Before the end of the day, the written case against the University’s admission policies will be sent to the U.S. Supreme Court. As today’s filing deadline approaches, briefs from groups opposing the use of race in college admissions are pouring into the Court.
Legal briefs will be filed today by the Center for Individual Rights, a Washington-based law firm representing the plaintiffs in Grutter v. Bollinger and Gratz v. Bollinger. The Supreme Court is expected to hear oral arguments in late March or early April for the two cases, which challenge the University’s use of race as a factor in its admissions policies for its Law School and College of Literature, Science and the Arts, respectively.
Curt Levey, director of legal and public affairs for CIR, said the firm’s legal team will not make any major changes to the arguments it presented in the U.S. District Court and the 6th Circuit Court of Appeals. Some arguments will be slanted differently, he said, but lawyers will still use the “two-pronged argument” which challenges the reasons for the policies and their constitutionality.
“We don’t think diversity can ever justify racial preferences,” Levey said. “But even if it could, (the University’s) use of preferences is way outside the bounds of what’s constitutional, even as judged by Justice (Lewis) Powell’s decision in the Bakke decision.”
The cases and the Supreme Court’s subsequent ruling are considered by many legal experts to be the most influential in terms of race-conscious policies since the University of California Board of Regents v. Bakke decision. The Supreme Court banned the use of racial quotas in university admissions, but Powell stated in his opinion that race could be considered as one of many factors to create a diverse environment.
Although CIR will argue that the University does not have a significant reason to use race-conscious admission policies, University President Mary Sue Coleman said the policies are vital for creating a diverse learning environment, which she said benefits the entire student body.
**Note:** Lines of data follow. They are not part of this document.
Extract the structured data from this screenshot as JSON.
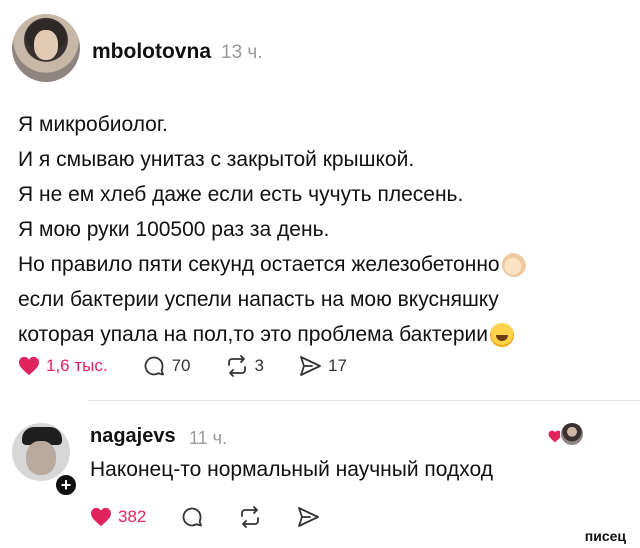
{
  "post": {
    "username": "mbolotovna",
    "time": "13 ч.",
    "lines": [
      "Я микробиолог.",
      "И я смываю унитаз с закрытой крышкой.",
      "Я не ем хлеб даже если есть чучуть плесень.",
      "Я мою руки 100500 раз за день.",
      "Но правило пяти секунд остается железобетонно",
      "если бактерии успели напасть на мою вкусняшку",
      "которая упала на пол,то это проблема бактерии"
    ],
    "emojis": [
      "hand-emoji",
      "laughing-emoji"
    ],
    "actions": {
      "likes": "1,6 тыс.",
      "comments": "70",
      "reposts": "3",
      "shares": "17"
    }
  },
  "reply": {
    "username": "nagajevs",
    "time": "11 ч.",
    "text": "Наконец-то нормальный научный подход",
    "actions": {
      "likes": "382"
    }
  },
  "watermark": "писец",
  "colors": {
    "like": "#e0245e",
    "text": "#111111",
    "muted": "#999999",
    "divider": "#e3e3e3"
  },
  "icons": [
    "heart-icon",
    "comment-icon",
    "repost-icon",
    "share-icon",
    "add-icon"
  ]
}
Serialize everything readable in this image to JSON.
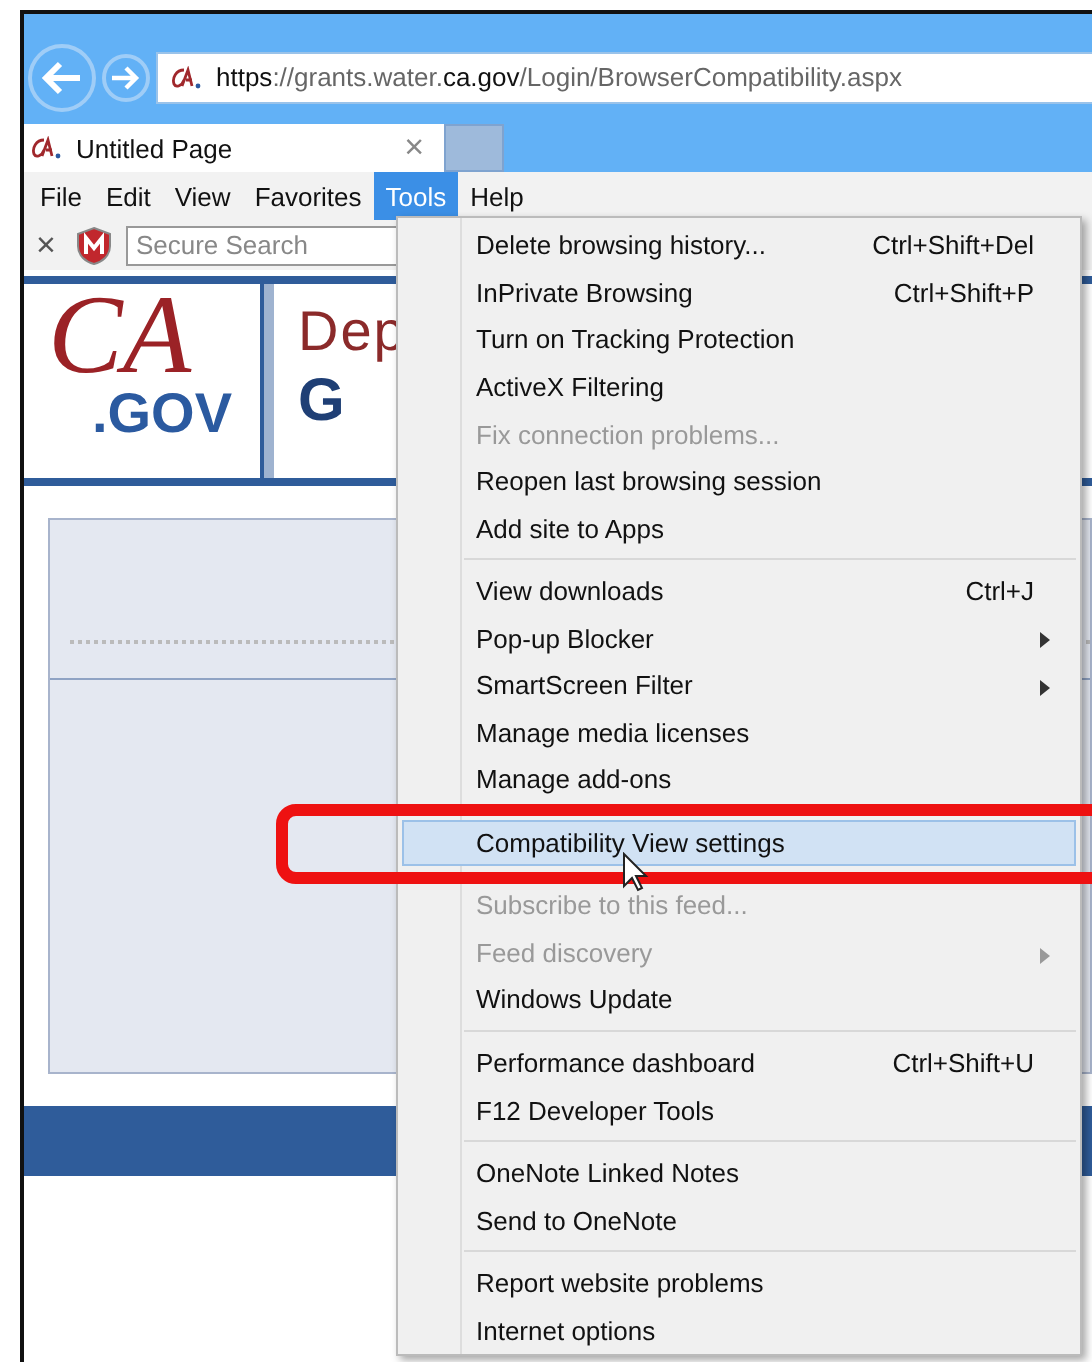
{
  "address_bar": {
    "parts": [
      {
        "text": "https",
        "strong": true
      },
      {
        "text": "://grants.water.",
        "strong": false
      },
      {
        "text": "ca.gov",
        "strong": true
      },
      {
        "text": "/Login/BrowserCompatibility.aspx",
        "strong": false
      }
    ]
  },
  "tabs": [
    {
      "label": "Untitled Page",
      "close": "×",
      "selected": true
    }
  ],
  "menu_bar": [
    {
      "label": "File",
      "selected": false
    },
    {
      "label": "Edit",
      "selected": false
    },
    {
      "label": "View",
      "selected": false
    },
    {
      "label": "Favorites",
      "selected": false
    },
    {
      "label": "Tools",
      "selected": true
    },
    {
      "label": "Help",
      "selected": false
    }
  ],
  "toolbar": {
    "close": "×",
    "search": {
      "placeholder": "Secure Search"
    }
  },
  "page": {
    "logo": {
      "mark": "CA",
      "suffix": ".GOV"
    },
    "heading_top": "Dep",
    "heading_bottom": "G"
  },
  "tools_menu": [
    [
      {
        "label": "Delete browsing history...",
        "shortcut": "Ctrl+Shift+Del",
        "disabled": false,
        "submenu": false,
        "selected": false
      },
      {
        "label": "InPrivate Browsing",
        "shortcut": "Ctrl+Shift+P",
        "disabled": false,
        "submenu": false,
        "selected": false
      },
      {
        "label": "Turn on Tracking Protection",
        "disabled": false,
        "submenu": false,
        "selected": false
      },
      {
        "label": "ActiveX Filtering",
        "disabled": false,
        "submenu": false,
        "selected": false
      },
      {
        "label": "Fix connection problems...",
        "disabled": true,
        "submenu": false,
        "selected": false
      },
      {
        "label": "Reopen last browsing session",
        "disabled": false,
        "submenu": false,
        "selected": false
      },
      {
        "label": "Add site to Apps",
        "disabled": false,
        "submenu": false,
        "selected": false
      }
    ],
    [
      {
        "label": "View downloads",
        "shortcut": "Ctrl+J",
        "disabled": false,
        "submenu": false,
        "selected": false
      },
      {
        "label": "Pop-up Blocker",
        "disabled": false,
        "submenu": true,
        "selected": false
      },
      {
        "label": "SmartScreen Filter",
        "disabled": false,
        "submenu": true,
        "selected": false
      },
      {
        "label": "Manage media licenses",
        "disabled": false,
        "submenu": false,
        "selected": false
      },
      {
        "label": "Manage add-ons",
        "disabled": false,
        "submenu": false,
        "selected": false
      }
    ],
    [
      {
        "label": "Compatibility View settings",
        "disabled": false,
        "submenu": false,
        "selected": true
      }
    ],
    [
      {
        "label": "Subscribe to this feed...",
        "disabled": true,
        "submenu": false,
        "selected": false
      },
      {
        "label": "Feed discovery",
        "disabled": true,
        "submenu": true,
        "selected": false
      },
      {
        "label": "Windows Update",
        "disabled": false,
        "submenu": false,
        "selected": false
      }
    ],
    [
      {
        "label": "Performance dashboard",
        "shortcut": "Ctrl+Shift+U",
        "disabled": false,
        "submenu": false,
        "selected": false
      },
      {
        "label": "F12 Developer Tools",
        "disabled": false,
        "submenu": false,
        "selected": false
      }
    ],
    [
      {
        "label": "OneNote Linked Notes",
        "disabled": false,
        "submenu": false,
        "selected": false
      },
      {
        "label": "Send to OneNote",
        "disabled": false,
        "submenu": false,
        "selected": false
      }
    ],
    [
      {
        "label": "Report website problems",
        "disabled": false,
        "submenu": false,
        "selected": false
      },
      {
        "label": "Internet options",
        "disabled": false,
        "submenu": false,
        "selected": false
      }
    ]
  ]
}
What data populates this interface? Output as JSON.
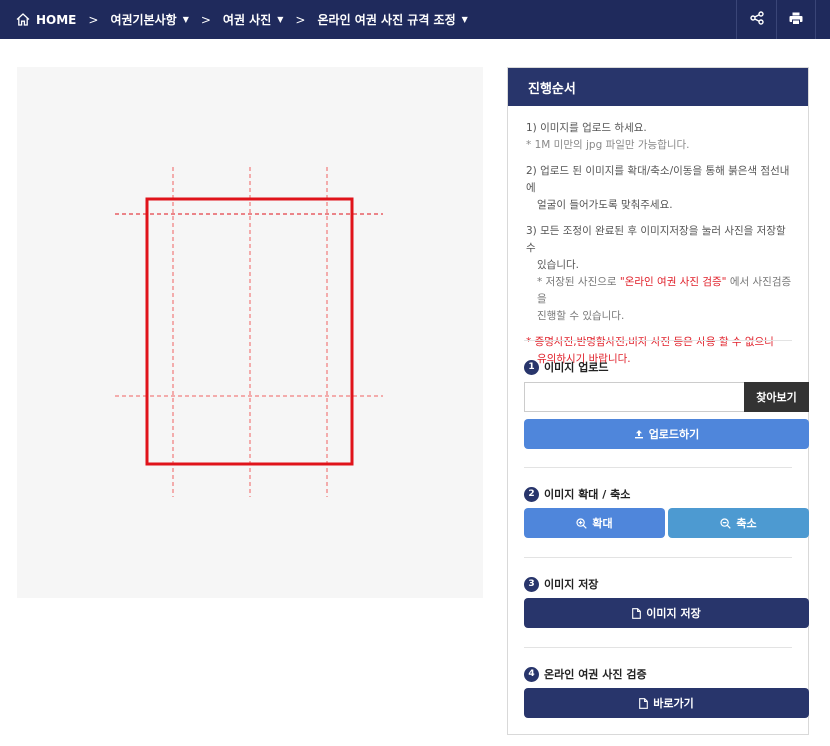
{
  "nav": {
    "home_label": "HOME",
    "crumb1": "여권기본사항",
    "crumb2": "여권 사진",
    "crumb3": "온라인 여권 사진 규격 조정",
    "separator": ">",
    "dropdown_glyph": "▼"
  },
  "panel": {
    "title": "진행순서",
    "steps": {
      "s1": "1) 이미지를 업로드 하세요.",
      "s1_note": "* 1M 미만의 jpg 파일만 가능합니다.",
      "s2_a": "2) 업로드 된 이미지를 확대/축소/이동을 통해 붉은색 점선내에",
      "s2_b": "얼굴이 들어가도록 맞춰주세요.",
      "s3_a": "3) 모든 조정이 완료된 후 이미지저장을 눌러 사진을 저장할 수",
      "s3_b": "있습니다.",
      "s3_note_pre": "* 저장된 사진으로 ",
      "s3_note_link": "\"온라인 여권 사진 검증\"",
      "s3_note_post": " 에서 사진검증을",
      "s3_note_2": "진행할 수 있습니다.",
      "warn_a": "* 증명사진,반명함사진,비자 사진 등은 사용 할 수 없으니",
      "warn_b": "유의하시기 바랍니다."
    },
    "sections": [
      {
        "num": "1",
        "title": "이미지 업로드"
      },
      {
        "num": "2",
        "title": "이미지 확대 / 축소"
      },
      {
        "num": "3",
        "title": "이미지 저장"
      },
      {
        "num": "4",
        "title": "온라인 여권 사진 검증"
      }
    ],
    "file_input_value": "",
    "browse_label": "찾아보기",
    "upload_label": "업로드하기",
    "zoom_in_label": "확대",
    "zoom_out_label": "축소",
    "save_label": "이미지 저장",
    "goto_label": "바로가기"
  },
  "colors": {
    "nav_bg": "#1f2a5c",
    "panel_head_bg": "#28356b",
    "upload_btn": "#4f86db",
    "zoom_out_btn": "#4d9ad1",
    "guide_frame": "#e0131a",
    "warning_text": "#e0202a"
  },
  "icons": [
    "home-icon",
    "share-icon",
    "print-icon",
    "upload-icon",
    "zoom-in-icon",
    "zoom-out-icon",
    "document-icon"
  ]
}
“In the end our goal is to choose among a pool of well-qualified applicants to enroll a student body that is diverse in a rich variety of ways,” Coleman said in a written statement. “We know from extensive research and our experience as teachers that this creates the best learning environment for all our students, majority and minority alike.”
Georgetown Law Center Prof. Susan Bloch said legal briefs such as the ones filed by CIR today “are generally more significant” to the Supreme Court than the oral arguments, because each side only has a half hour to deliberate in front of the justices.
Bloch said that in the briefs, which are limited to about 30 pages, CIR’s lawyers will argue that the University has not provided a substantial reason to give minorities admission preferences.
“They’re going to say that in order to justify what the University considers the use of race in admissions, the University must have a compelling purpose,” she said. “They’re going to say the University doesn’t have a compelling purpose.”
Bloch added that the justices will spend several days reading the briefs and then review them after hearing the oral arguments.
Supporting CIR’s legal argument, President Bush and several national organizations announced yesterday that they would file amicus, or “friend of the court,” briefs.
While stressing the importance of diversity, officials from the Anti-Defamation League said in a written statement that the group is sending a brief in opposition to the University’s admission policies because even though the University has the best interests of the student body in mind, the policies are unconstitutional.
“We believe in the value of diversity in higher education, as elsewhere,” ADL National Chairman Glen Tobias and National Director Abraham Foxman said in the statement. “However, we also believe that the racial preference route the University of Michigan chose to get there is unacceptable and cannot withstand constitutional scrutiny.”
The National Association of Scholars, a higher education reform group, is also filing a brief arguing against the policies. Although NAS has traditionally opposed the use of race as a factor in student admissions and believes students should be evaluated by their academic merit, the primary purpose of the brief is to challenge the University’s claim that diversity significantly educates the student body, NAS Executive Director Bradford Wilson said.
“We want to address the scholarly claims being made by supporters of the University,” he said.
Wilson said NAS conducted studies using the University’s empirical evidence and found that the University’s claims that most of its faculty and staff support race-conscious admissions and that diversity provides the student body with significant educational benefits are not true.
In addition to the amicus briefs supporting CIR’s position, the Congressional Black Caucus announced yesterday that it would file an argument in support of the University, although the deadline for briefs and legal arguments supporting the policies is Feb. 18.
Agnes Aleobua, a member of the Coalition to Defend Affirmative Action and Integration and Fight for Equality By Any Means Necessary, said the caucus’s announcement is a strong message to critics of the University’s policies.
“It is a message on the other side that our people are standing up and fighting,” Aleobua said.